_DIRECTIONS_.
Where "diffusion" occurs in a line of the entries below, copy that line.

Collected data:
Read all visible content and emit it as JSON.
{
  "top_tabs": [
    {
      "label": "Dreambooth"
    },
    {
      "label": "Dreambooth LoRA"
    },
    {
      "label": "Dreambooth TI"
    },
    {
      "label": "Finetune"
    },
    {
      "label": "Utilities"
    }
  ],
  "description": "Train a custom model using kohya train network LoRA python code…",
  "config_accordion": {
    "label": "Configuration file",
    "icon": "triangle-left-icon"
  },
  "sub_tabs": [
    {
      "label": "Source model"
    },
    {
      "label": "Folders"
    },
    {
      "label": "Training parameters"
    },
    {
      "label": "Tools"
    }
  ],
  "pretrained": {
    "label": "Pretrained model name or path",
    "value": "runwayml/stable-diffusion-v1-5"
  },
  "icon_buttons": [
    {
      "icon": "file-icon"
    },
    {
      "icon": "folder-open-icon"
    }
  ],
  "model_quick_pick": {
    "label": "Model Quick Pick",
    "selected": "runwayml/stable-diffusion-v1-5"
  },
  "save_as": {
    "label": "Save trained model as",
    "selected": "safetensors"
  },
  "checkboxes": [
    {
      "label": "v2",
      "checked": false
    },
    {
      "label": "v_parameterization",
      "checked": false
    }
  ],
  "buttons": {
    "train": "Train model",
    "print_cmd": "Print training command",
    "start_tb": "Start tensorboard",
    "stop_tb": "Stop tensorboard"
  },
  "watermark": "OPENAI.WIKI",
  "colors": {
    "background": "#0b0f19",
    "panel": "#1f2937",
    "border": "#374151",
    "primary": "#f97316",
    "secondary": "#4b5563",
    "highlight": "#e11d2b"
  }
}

_EXERCISE RESPONSE_.
    "value": "runwayml/stable-diffusion-v1-5"
    "selected": "runwayml/stable-diffusion-v1-5"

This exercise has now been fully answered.